The Improbable Fall, Rise & Fall of John Law: A New Play About Money, is a long title indeed, but then a shorter one wouldn't do the real John Law's improbable life justice. At over two hours long, it is but part one, as in the fall and rise. The life of John Law (1671-1729) is too far-fetched for fiction and perhaps too outrageous for a somber treatment. In this Dreamscape Theatre production, written by Matt Herzfeld and directed by Brad Raimondo, Law and his era are depicted with light-hearted aplomb.
Scotsman John Law was the man responsible for digging - at least initially - France out of a Louis XIV shaped hole.

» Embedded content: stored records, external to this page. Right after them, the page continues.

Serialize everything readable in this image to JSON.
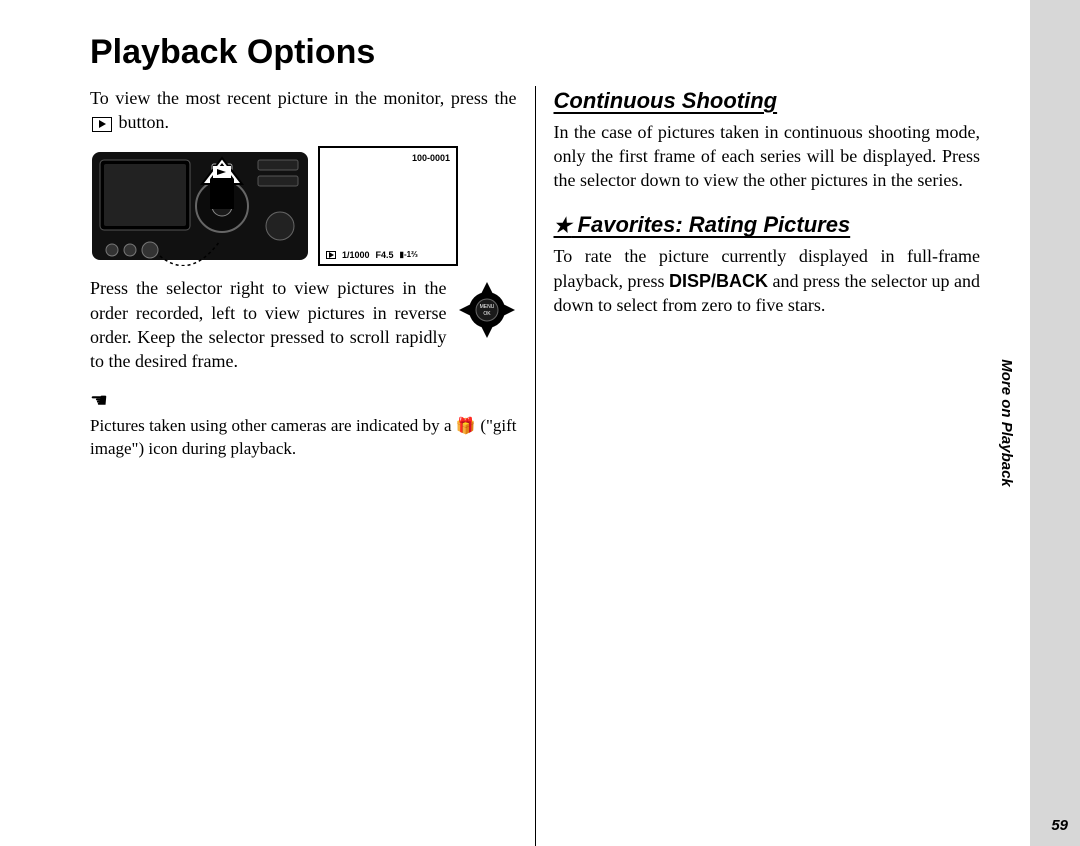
{
  "title": "Playback Options",
  "sidebar_label": "More on Playback",
  "page_number": "59",
  "left": {
    "intro_a": "To view the most recent picture in the monitor, press the ",
    "intro_b": " button.",
    "screen_top": "100-0001",
    "screen_shutter": "1/1000",
    "screen_ap": "F4.5",
    "screen_exp": "-1⅔",
    "selector_para": "Press the selector right to view pictures in the order recorded, left to view pictures in reverse order. Keep the selector pressed to scroll rapidly to the desired frame.",
    "selector_menu": "MENU",
    "selector_ok": "OK",
    "note_a": "Pictures taken using other cameras are indicated by a ",
    "note_b": " (\"gift image\") icon during playback.",
    "gift_glyph": "🎁"
  },
  "right": {
    "h1": "Continuous Shooting",
    "p1": "In the case of pictures taken in continuous shooting mode, only the first frame of each series will be displayed. Press the selector down to view the other pictures in the series.",
    "star_glyph": "★",
    "h2": " Favorites: Rating Pictures",
    "p2_a": "To rate the picture currently displayed in full-frame playback, press ",
    "disp_back": "DISP/BACK",
    "p2_b": " and press the selector up and down to select from zero to five stars."
  }
}
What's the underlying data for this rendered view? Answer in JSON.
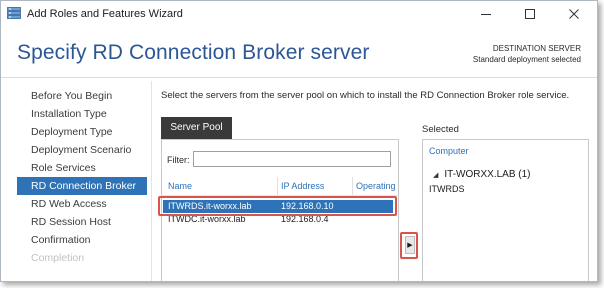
{
  "window": {
    "title": "Add Roles and Features Wizard",
    "icons": {
      "app": "server-manager-icon",
      "minimize": "minimize-icon",
      "maximize": "maximize-icon",
      "close": "close-icon"
    }
  },
  "header": {
    "title": "Specify RD Connection Broker server",
    "destination_label": "DESTINATION SERVER",
    "destination_value": "Standard deployment selected"
  },
  "sidebar": {
    "items": [
      {
        "label": "Before You Begin",
        "state": "normal"
      },
      {
        "label": "Installation Type",
        "state": "normal"
      },
      {
        "label": "Deployment Type",
        "state": "normal"
      },
      {
        "label": "Deployment Scenario",
        "state": "normal"
      },
      {
        "label": "Role Services",
        "state": "normal"
      },
      {
        "label": "RD Connection Broker",
        "state": "active"
      },
      {
        "label": "RD Web Access",
        "state": "normal"
      },
      {
        "label": "RD Session Host",
        "state": "normal"
      },
      {
        "label": "Confirmation",
        "state": "normal"
      },
      {
        "label": "Completion",
        "state": "disabled"
      }
    ]
  },
  "main": {
    "instruction": "Select the servers from the server pool on which to install the RD Connection Broker role service.",
    "server_pool": {
      "tab_label": "Server Pool",
      "filter_label": "Filter:",
      "filter_value": "",
      "columns": [
        "Name",
        "IP Address",
        "Operating"
      ],
      "rows": [
        {
          "name": "ITWRDS.it-worxx.lab",
          "ip": "192.168.0.10",
          "selected": true
        },
        {
          "name": "ITWDC.it-worxx.lab",
          "ip": "192.168.0.4",
          "selected": false
        }
      ]
    },
    "add_button": {
      "glyph": "▶",
      "icon": "arrow-right-icon"
    },
    "selected": {
      "label": "Selected",
      "column": "Computer",
      "group": "IT-WORXX.LAB (1)",
      "items": [
        "ITWRDS"
      ]
    }
  },
  "colors": {
    "accent": "#2e72b8",
    "title": "#2b5797",
    "highlight_box": "#d9534f",
    "tab_dark": "#3a3a3a"
  }
}
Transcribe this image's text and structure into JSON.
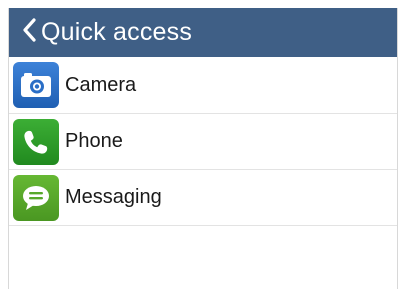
{
  "header": {
    "title": "Quick access",
    "back_icon": "chevron-left-icon",
    "background": "#3f5f86"
  },
  "items": [
    {
      "label": "Camera",
      "icon": "camera-icon",
      "color": "#2a6ec6"
    },
    {
      "label": "Phone",
      "icon": "phone-icon",
      "color": "#2e9a2a"
    },
    {
      "label": "Messaging",
      "icon": "message-icon",
      "color": "#58a82a"
    }
  ]
}
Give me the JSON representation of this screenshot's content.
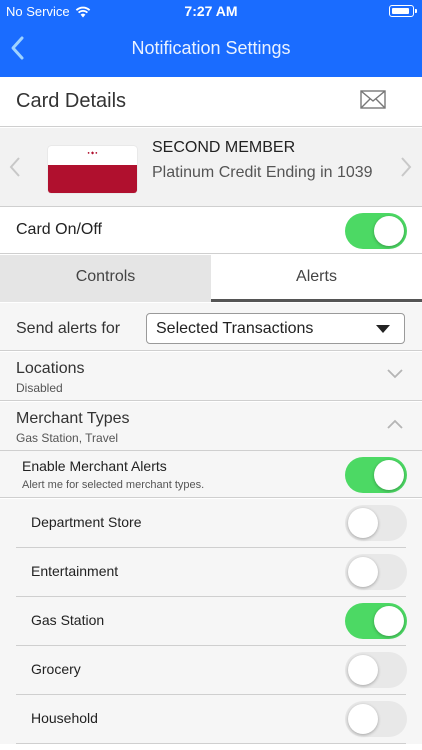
{
  "status": {
    "carrier": "No Service",
    "time": "7:27 AM"
  },
  "nav": {
    "title": "Notification Settings"
  },
  "card_details": {
    "title": "Card Details"
  },
  "card": {
    "member": "SECOND MEMBER",
    "description": "Platinum Credit Ending in 1039"
  },
  "card_onoff": {
    "label": "Card On/Off",
    "on": true
  },
  "tabs": [
    {
      "label": "Controls"
    },
    {
      "label": "Alerts"
    }
  ],
  "send_alerts": {
    "label": "Send alerts for",
    "value": "Selected Transactions"
  },
  "locations": {
    "title": "Locations",
    "sub": "Disabled"
  },
  "merchant_types": {
    "title": "Merchant Types",
    "sub": "Gas Station, Travel"
  },
  "enable_merchant": {
    "title": "Enable Merchant Alerts",
    "sub": "Alert me for selected merchant types.",
    "on": true
  },
  "merchants": [
    {
      "label": "Department Store",
      "on": false
    },
    {
      "label": "Entertainment",
      "on": false
    },
    {
      "label": "Gas Station",
      "on": true
    },
    {
      "label": "Grocery",
      "on": false
    },
    {
      "label": "Household",
      "on": false
    }
  ],
  "colors": {
    "nav": "#1a6cff",
    "toggle_on": "#4cd964",
    "card_red": "#b0102e"
  }
}
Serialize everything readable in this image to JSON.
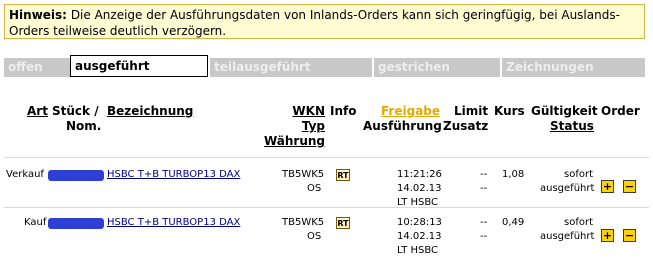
{
  "hint": {
    "label": "Hinweis:",
    "text": "Die Anzeige der Ausführungsdaten von Inlands-Orders kann sich geringfügig, bei Auslands-Orders teilweise deutlich verzögern."
  },
  "tabs": [
    {
      "label": "offen"
    },
    {
      "label": "ausgeführt"
    },
    {
      "label": "teilausgeführt"
    },
    {
      "label": "gestrichen"
    },
    {
      "label": "Zeichnungen"
    }
  ],
  "columns": {
    "art": "Art",
    "stueck": "Stück /",
    "nom": "Nom.",
    "bezeichnung": "Bezeichnung",
    "wkn": "WKN",
    "typ": "Typ",
    "waehrung": "Währung",
    "info": "Info",
    "freigabe": "Freigabe",
    "ausfuehrung": "Ausführung",
    "limit": "Limit",
    "zusatz": "Zusatz",
    "kurs": "Kurs",
    "gueltigkeit": "Gültigkeit",
    "status": "Status",
    "order": "Order"
  },
  "rows": [
    {
      "art": "Verkauf",
      "bezeichnung": "HSBC T+B TURBOP13 DAX",
      "wkn": "TB5WK5",
      "typ": "OS",
      "info_icon": "RT",
      "time": "11:21:26",
      "date": "14.02.13",
      "venue": "LT HSBC",
      "limit": "--",
      "zusatz": "--",
      "kurs": "1,08",
      "gueltigkeit": "sofort",
      "status": "ausgeführt",
      "plus": "+",
      "minus": "−"
    },
    {
      "art": "Kauf",
      "bezeichnung": "HSBC T+B TURBOP13 DAX",
      "wkn": "TB5WK5",
      "typ": "OS",
      "info_icon": "RT",
      "time": "10:28:13",
      "date": "14.02.13",
      "venue": "LT HSBC",
      "limit": "--",
      "zusatz": "--",
      "kurs": "0,49",
      "gueltigkeit": "sofort",
      "status": "ausgeführt",
      "plus": "+",
      "minus": "−"
    }
  ],
  "colors": {
    "hint_bg": "#fffbd2",
    "tab_bg": "#c8c8c8",
    "freigabe": "#e8a800",
    "mask": "#2f3fd6",
    "button": "#ffd200"
  }
}
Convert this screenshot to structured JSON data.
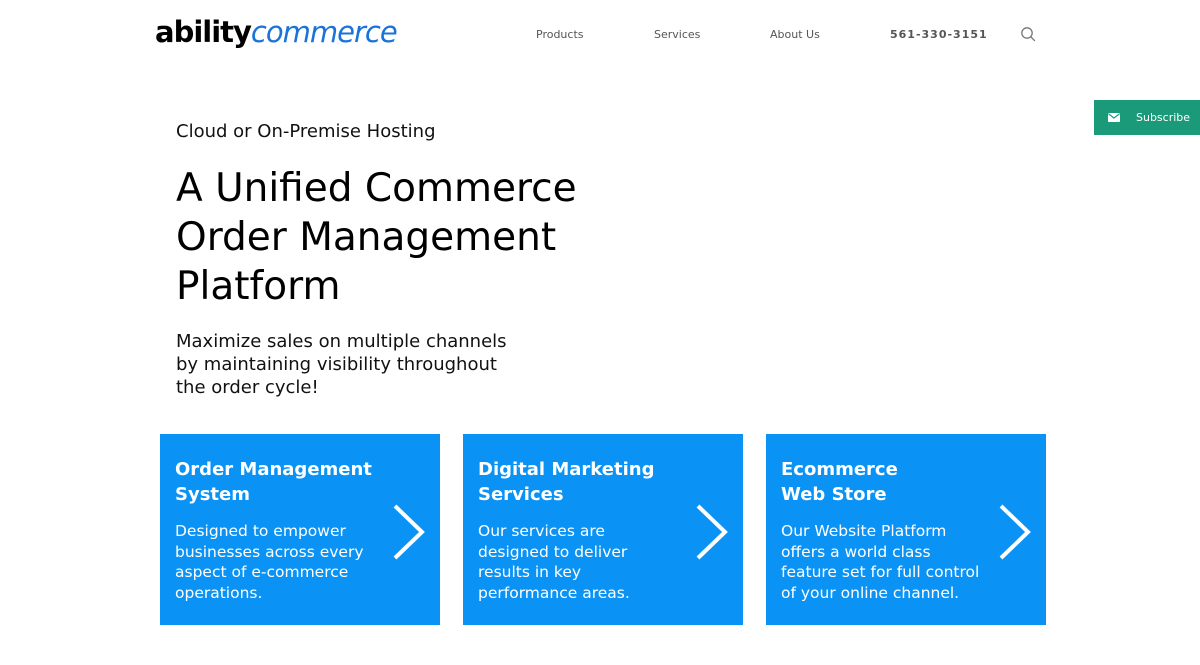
{
  "header": {
    "logo": {
      "part1": "ability",
      "part2": "commerce",
      "brand_color": "#1a73d9"
    },
    "nav": {
      "products": "Products",
      "services": "Services",
      "about": "About Us",
      "phone": "561-330-3151"
    },
    "search_icon": "search-icon"
  },
  "subscribe": {
    "label": "Subscribe",
    "icon": "envelope-icon",
    "color": "#1a9a78"
  },
  "hero": {
    "eyebrow": "Cloud or On-Premise Hosting",
    "headline_lines": [
      "A Unified Commerce",
      "Order Management",
      "Platform"
    ],
    "tagline_lines": [
      "Maximize sales on multiple channels",
      "by maintaining visibility throughout",
      "the order cycle!"
    ]
  },
  "cards": [
    {
      "title_lines": [
        "Order Management",
        "System"
      ],
      "desc_lines": [
        "Designed to empower",
        "businesses across every",
        "aspect of e-commerce",
        "operations."
      ],
      "icon": "chevron-right-icon"
    },
    {
      "title_lines": [
        "Digital Marketing",
        "Services"
      ],
      "desc_lines": [
        "Our services are",
        "designed to deliver",
        "results in key",
        "performance areas."
      ],
      "icon": "chevron-right-icon"
    },
    {
      "title_lines": [
        "Ecommerce",
        "Web Store"
      ],
      "desc_lines": [
        "Our Website Platform",
        "offers a world class",
        "feature set for full control",
        "of your online channel."
      ],
      "icon": "chevron-right-icon"
    }
  ],
  "colors": {
    "card_background": "#0a93f5",
    "text": "#111111"
  }
}
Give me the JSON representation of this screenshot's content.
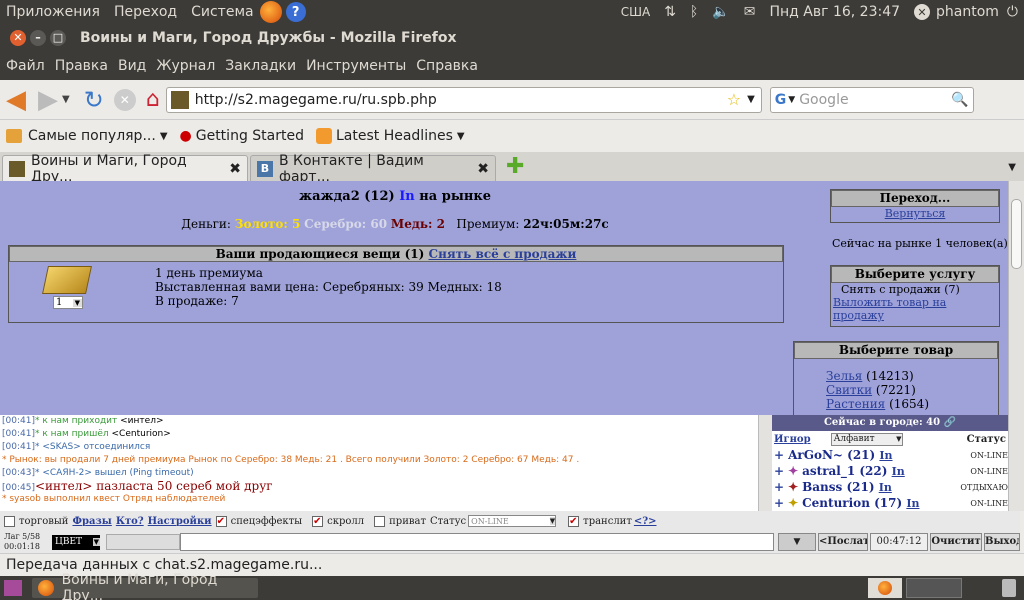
{
  "panel": {
    "apps": "Приложения",
    "go": "Переход",
    "system": "Система",
    "kbd": "США",
    "clock": "Пнд Авг 16, 23:47",
    "user": "phantom"
  },
  "window": {
    "title": "Воины и Маги, Город Дружбы - Mozilla Firefox"
  },
  "menu": [
    "Файл",
    "Правка",
    "Вид",
    "Журнал",
    "Закладки",
    "Инструменты",
    "Справка"
  ],
  "nav": {
    "url": "http://s2.magegame.ru/ru.spb.php",
    "search_placeholder": "Google"
  },
  "bookmarks": {
    "b1": "Самые популяр...",
    "b2": "Getting Started",
    "b3": "Latest Headlines"
  },
  "tabs": {
    "t1": "Воины и Маги, Город Дру...",
    "t2": "В Контакте | Вадим фарт..."
  },
  "page": {
    "heading_name": "жажда2 (12)",
    "heading_in": "In",
    "heading_place": "на рынке",
    "money_label": "Деньги:",
    "gold": "Золото: 5",
    "silver": "Серебро: 60",
    "copper": "Медь: 2",
    "premium_label": "Премиум:",
    "premium_time": "22ч:05м:27с",
    "sale_title": "Ваши продающиеся вещи (1)",
    "sale_link": "Снять всё с продажи",
    "item_line1": "1 день премиума",
    "item_line2": "Выставленная вами цена: Серебряных: 39 Медных: 18",
    "item_line3": "В продаже: 7",
    "qty": "1",
    "nav_title": "Переход...",
    "nav_back": "Вернуться",
    "market_count": "Сейчас на рынке 1 человек(а)",
    "service_title": "Выберите услугу",
    "service1": "Снять с продажи (7)",
    "service2": "Выложить товар на продажу",
    "goods_title": "Выберите товар",
    "goods": [
      {
        "name": "Зелья",
        "count": "(14213)"
      },
      {
        "name": "Свитки",
        "count": "(7221)"
      },
      {
        "name": "Растения",
        "count": "(1654)"
      }
    ]
  },
  "chat": [
    {
      "t": "[00:41]",
      "m": "* к нам приходит ",
      "n": "<интел>",
      "c": "#3a9a3a"
    },
    {
      "t": "[00:41]",
      "m": "* к нам пришёл ",
      "n": "<Centurion>",
      "c": "#3a9a3a"
    },
    {
      "t": "[00:41]",
      "m": "* ",
      "n": "<SKAS> отсоединился",
      "c": "#3a6aaa"
    },
    {
      "t": "",
      "m": "* Рынок: вы продали 7 дней премиума Рынок по Серебро: 38 Медь: 21 . Всего получили Золото: 2 Серебро: 67 Медь: 47 .",
      "n": "",
      "c": "#d86a1a"
    },
    {
      "t": "[00:43]",
      "m": "* ",
      "n": "<САЯН-2> вышел (Ping timeout)",
      "c": "#3a6aaa"
    },
    {
      "t": "[00:45]",
      "m": "",
      "n": "<интел> пaзлаcта 50 сереб мой друг",
      "c": "#8a0000"
    },
    {
      "t": "",
      "m": "* syasob выполнил квест Отряд наблюдателей",
      "n": "",
      "c": "#d86a1a"
    }
  ],
  "users": {
    "header": "Сейчас в городе: 40",
    "ignore": "Игнор",
    "sort": "Алфавит",
    "status": "Статус",
    "list": [
      {
        "name": "ArGoN~ (21)",
        "in": "In",
        "st": "ON-LINE"
      },
      {
        "name": "astral_1 (22)",
        "in": "In",
        "st": "ON-LINE"
      },
      {
        "name": "Banss (21)",
        "in": "In",
        "st": "ОТДЫХАЮ"
      },
      {
        "name": "Centurion (17)",
        "in": "In",
        "st": "ON-LINE"
      }
    ]
  },
  "chatbar": {
    "trade": "торговый",
    "phrases": "Фразы",
    "who": "Кто?",
    "settings": "Настройки",
    "effects": "спецэффекты",
    "scroll": "скролл",
    "private": "приват",
    "status_label": "Статус",
    "status_val": "ON-LINE",
    "translit": "транслит",
    "help": "<?>"
  },
  "inputbar": {
    "lag": "Лаг 5/58",
    "time": "00:01:18",
    "color": "ЦВЕТ",
    "send": "<Послат",
    "clock": "00:47:12",
    "clear": "Очистит",
    "exit": "Выход"
  },
  "status": "Передача данных с chat.s2.magegame.ru...",
  "taskbar": {
    "task": "Воины и Маги, Город Дру..."
  }
}
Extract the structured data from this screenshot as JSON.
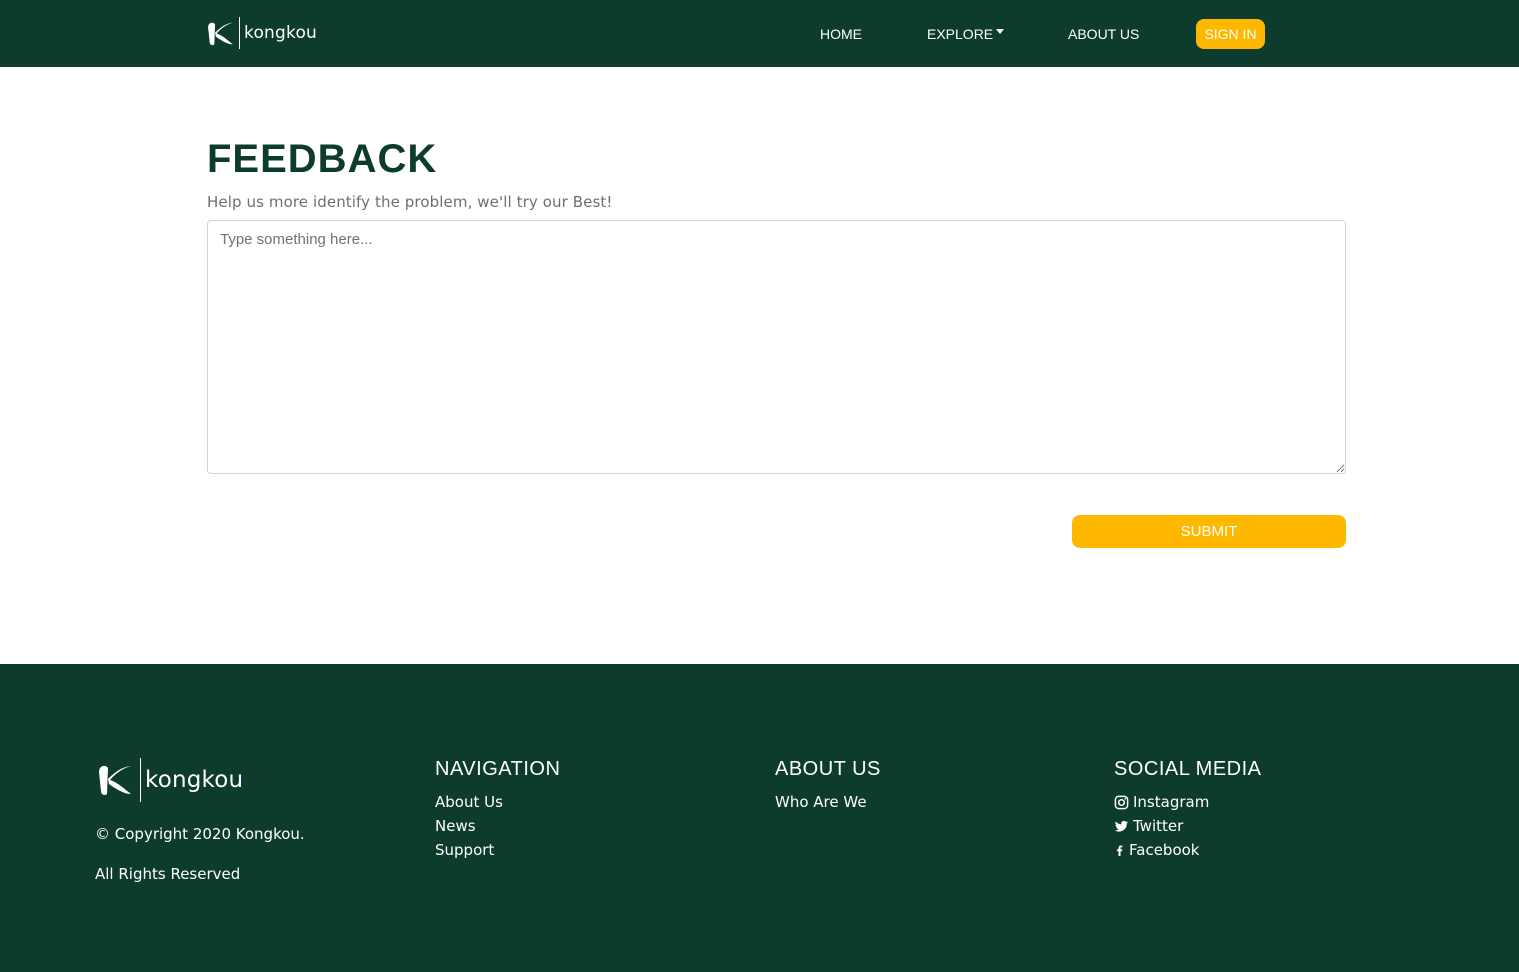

The Sun King's 72 year reign of exorbitant spending and warmongering had left his nation in terrible debt. Following the king's death, regent Philippe d'Orléans allowed gambler, killer, debonair rake and fiscal genius John Law to take his biggest ever gamble with the French economy. Introducing paper money alongside France's first central bank, Law, the delegated Controller General of Finances, transferred the shares of the nation into the Mississippi Company, a bubble that would burst with cataclysmic force into the greed and riotous anger of the masses for whom his investment scheme had failed.
But before the fall, there was of course the rise and preceding fall -- many in fact. At the start of the play, Herbert the hunchback (Fernando Gonzalez) sets the tone by confiding in us that "The tongues of Frenchmen are very vile." In Scotland, John Law (Greg Carere) and his mother Jean (Sara Thigpen) squabble over his misuse of the family's dwindling estate. From here he journeys to London where his roguish ways drop him in further trouble with his landlady Mrs. Bumcrick (Mackenzie Knapp) and Groom Porter Thomas Neale (Daryl Lathon). A cunning gamester, trickster and seducer, Law partakes in a duel with deadly consequences that lands him with the death penalty courtesy of the notorious hanging judge Salathiel Lovell (Stephen James Anthony). Law escapes to the Netherlands and then France, where a dying Louis XIV (Aurea Tomeski) appears to be reveling in his final throes. After his passing, petulant child Louis XV (Rosie Sowa) hasn't the patience for Law's proposed paper money scheme. However, the king's elders disagree.
With the exception of Carere, who plays the title role with affable charisma and a decent attempt at a wisely subtle Scottish accent, the rest of the ensemble switch roles, accents and genders with heady enthusiasm, a collective skill for comedy and carefully placed pathos. Costume designer Caitlin Cisek's wardrobe, an alluringly offbeat mix of modern and contemporary composition, are speedily selected by the cast from rails that border Joshua Rose's resourceful set. Despite the play's length, the pace runs around itself in a dizzying farce that borrows from sexually precocious Restoration Comedy and TV's Monty Python and Blackadder. This industrious project works but for slackening stamina towards the end, but it is more than enough to warrant enthusiasm for both parts of the play. Part two, due later this year, ought to be epic.